A Brief History of the Park View School
The origins of the Park View school are as old as the neighborhood it serves. In 1908, the newly formed Park View Citizens’ Association made a successful appeal to the U.S. Congress for funds to purchase land for school purposes. Funds to construct the school, however, were not as forthcoming.
Over the ensuing eight years the community persisted in their need for construction funds. Among citizens’ concerns were that the lack of a school facility forced many children to remain at home, which nullified the truancy law. In 1912, the Park View Citizens’ Association called for an appropriation of $130,000 to build a 16-room school at the corner of Warder and Newton streets.
Consistently, Congress ignored the communities appeals. While the District Commissioners had included an item for $66,000 to erect a school in Park View in their 1910 and 1911 annual estimates sent to Congress, each time the item was stricken. To illustrate the need of the community by 1912, a school census showed Park View to have 1,193 children. Most were then attending school in Petworth or being accommodated by portable schoolhouses on the site of the proposed school. Ultimately, the community prevailed.
The neighborhood’s next battle was the name of the school. The District Board of Education recommended that the school be named “Lemon G. Hine School” in honor of the former District Commissioner. The citizens, however, wanted the school named after the community. The District Commissioners decided to grant the residents’ request in recognition of the community’s roll and efforts on behalf of the school.
The school opened in October, 1916, to much fanfare and a week of celebration that included the District Commissioners. It was designed by municipal architect Snowden Ashford in the Collegiate Gothic style. The school’s appearance is in keeping with Ashford’s other schools of the period, such as Central (Cardozo) High School (1916) and Eastern High School (1923).
In the ensuing four years, attendance at the school rose from 740 students to 1,037 students, far exceeding the capacity of the building and necessitating the use of three portable classrooms on the playground in the rear of the property. In addition to these portables, the school instituted what was known as the Two-Platoon system to assist with the overcrowding.
The Park View school was the only school in the District to adopt the platoon model. As carried out at the school, twenty classes were grouped into two platoons. Ten classrooms were designated for basic coursework and focused on arithmetic, grammar, history, and writing. The other five rooms were reserved for special subjects such as art, music, and dramatics. The playrooms in the basement were converted into physical training and supervised playrooms. As one platoon (group of students) was engaged in basic education, the other platoon focused on special activities for the first hour and a half in the morning and afternoon, at which time the platoons switched.
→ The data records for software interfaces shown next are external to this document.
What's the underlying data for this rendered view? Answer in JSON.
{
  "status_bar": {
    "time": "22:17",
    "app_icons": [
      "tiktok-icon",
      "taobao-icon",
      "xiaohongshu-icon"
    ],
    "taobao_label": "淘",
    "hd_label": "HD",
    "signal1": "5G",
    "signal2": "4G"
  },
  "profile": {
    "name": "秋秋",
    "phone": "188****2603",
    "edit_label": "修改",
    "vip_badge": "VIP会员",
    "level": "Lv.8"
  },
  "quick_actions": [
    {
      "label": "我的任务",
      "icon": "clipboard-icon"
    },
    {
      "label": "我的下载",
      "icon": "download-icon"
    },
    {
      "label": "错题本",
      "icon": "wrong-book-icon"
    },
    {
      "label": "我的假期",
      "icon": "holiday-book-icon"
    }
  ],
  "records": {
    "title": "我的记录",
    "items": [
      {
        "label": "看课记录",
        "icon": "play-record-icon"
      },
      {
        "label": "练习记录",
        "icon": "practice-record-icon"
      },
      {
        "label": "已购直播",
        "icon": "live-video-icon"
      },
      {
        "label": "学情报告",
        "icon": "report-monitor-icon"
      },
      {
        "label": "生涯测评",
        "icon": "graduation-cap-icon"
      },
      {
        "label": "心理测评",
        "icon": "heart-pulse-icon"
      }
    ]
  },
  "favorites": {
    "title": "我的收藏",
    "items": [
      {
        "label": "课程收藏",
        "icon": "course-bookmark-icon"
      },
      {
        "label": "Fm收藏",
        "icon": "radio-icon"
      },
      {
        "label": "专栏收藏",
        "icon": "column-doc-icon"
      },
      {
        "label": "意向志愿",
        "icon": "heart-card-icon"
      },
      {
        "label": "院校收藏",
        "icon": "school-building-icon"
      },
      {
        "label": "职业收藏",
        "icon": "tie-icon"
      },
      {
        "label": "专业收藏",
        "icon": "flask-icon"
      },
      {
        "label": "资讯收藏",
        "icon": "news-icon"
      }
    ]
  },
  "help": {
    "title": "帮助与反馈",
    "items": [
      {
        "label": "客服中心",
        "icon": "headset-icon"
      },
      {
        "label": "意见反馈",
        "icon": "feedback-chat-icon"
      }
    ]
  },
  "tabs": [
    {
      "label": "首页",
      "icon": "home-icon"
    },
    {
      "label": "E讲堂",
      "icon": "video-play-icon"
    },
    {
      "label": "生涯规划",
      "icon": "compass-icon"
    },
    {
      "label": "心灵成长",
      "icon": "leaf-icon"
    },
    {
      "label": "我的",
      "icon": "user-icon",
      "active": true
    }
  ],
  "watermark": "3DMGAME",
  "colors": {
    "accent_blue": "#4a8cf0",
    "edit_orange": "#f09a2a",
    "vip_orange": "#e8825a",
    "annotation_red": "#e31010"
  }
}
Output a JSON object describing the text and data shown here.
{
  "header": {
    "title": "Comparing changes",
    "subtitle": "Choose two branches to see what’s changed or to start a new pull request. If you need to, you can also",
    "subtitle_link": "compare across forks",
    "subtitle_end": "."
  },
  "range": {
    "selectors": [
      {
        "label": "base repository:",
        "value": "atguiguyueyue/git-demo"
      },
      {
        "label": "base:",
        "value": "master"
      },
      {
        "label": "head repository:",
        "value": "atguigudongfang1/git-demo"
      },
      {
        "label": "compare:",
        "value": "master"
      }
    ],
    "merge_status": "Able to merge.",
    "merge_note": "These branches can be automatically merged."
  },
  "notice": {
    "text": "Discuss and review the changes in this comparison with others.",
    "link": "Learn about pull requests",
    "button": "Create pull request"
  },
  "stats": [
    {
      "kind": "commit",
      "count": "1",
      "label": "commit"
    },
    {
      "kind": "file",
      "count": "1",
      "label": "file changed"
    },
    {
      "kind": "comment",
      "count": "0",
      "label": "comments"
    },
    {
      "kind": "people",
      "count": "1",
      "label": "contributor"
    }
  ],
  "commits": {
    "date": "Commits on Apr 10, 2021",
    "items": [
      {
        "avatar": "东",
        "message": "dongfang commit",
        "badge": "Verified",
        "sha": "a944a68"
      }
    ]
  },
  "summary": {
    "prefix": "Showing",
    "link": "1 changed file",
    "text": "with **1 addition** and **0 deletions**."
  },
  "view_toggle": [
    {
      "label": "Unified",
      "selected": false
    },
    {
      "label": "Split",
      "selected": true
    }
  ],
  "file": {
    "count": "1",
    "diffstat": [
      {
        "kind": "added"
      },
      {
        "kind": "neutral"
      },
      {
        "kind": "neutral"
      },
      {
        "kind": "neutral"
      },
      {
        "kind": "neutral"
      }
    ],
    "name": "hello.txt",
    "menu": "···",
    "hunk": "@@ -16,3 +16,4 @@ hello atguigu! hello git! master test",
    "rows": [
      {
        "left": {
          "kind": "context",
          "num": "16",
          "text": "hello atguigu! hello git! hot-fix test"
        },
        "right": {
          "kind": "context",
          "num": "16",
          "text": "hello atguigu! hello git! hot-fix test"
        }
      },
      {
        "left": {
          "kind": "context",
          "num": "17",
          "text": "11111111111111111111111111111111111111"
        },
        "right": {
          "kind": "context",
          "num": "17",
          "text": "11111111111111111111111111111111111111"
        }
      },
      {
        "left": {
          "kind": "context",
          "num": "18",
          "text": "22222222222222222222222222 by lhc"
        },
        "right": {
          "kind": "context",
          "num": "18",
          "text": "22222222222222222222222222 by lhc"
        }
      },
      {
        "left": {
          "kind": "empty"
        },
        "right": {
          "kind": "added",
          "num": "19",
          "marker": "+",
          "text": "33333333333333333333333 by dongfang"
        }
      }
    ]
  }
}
This allowed the school to function more efficiently.
Eventually, a double addition to the rear north and south of the original structure containing an additional fifteen rooms was completed by 1931. This accommodated the size of the student population at that time.
Reflecting the changing demographics of the neighborhood, the school was transferred from the white division to the black division in 1949. Quality of education remained high at the school over the years, even though the city’s maintenance of the building did not. By 1964, Park View Elementary had the unenviable distinction of being the public school with the most broken windows … 817.
Today, the school supports the combined Park View & Bruce-Monroe school districts as Bruce-Monroe @ Park View. Despite the schools 94 year history of serving the community, its future is uncertain.
Some notable features and events at the school include:
- The school was considered unique when it opened in that it was designed as a Community Center where the adults of the neighborhood might gather for civic, social, and recreation activities in addition to its school functions.
- On June 19, 1917, the community elected John G. McGrath to the office of Community Secretary in the school’s auditorium. This was purported to be the first election in the District for a government official since voting rights were stripped in 1874. The office of Community Secretary was paid a salary by the District of Columbia and administrated all community affairs under the Park View Citizens’ Association.
- The school contained a functioning post office in its lower floor. The post office was dedicated on July 4, 1918.
- It became the only Platoon school in the District in 1920.
- As Attorney General, Robert Kennedy visited the school on August 29, 1963, with the message for children to stay in school.
- Tragedy struck on January 5, 1972, when teacher Margaret L. Brooks was gunned down in front of her students by her ex-husband while teaching class.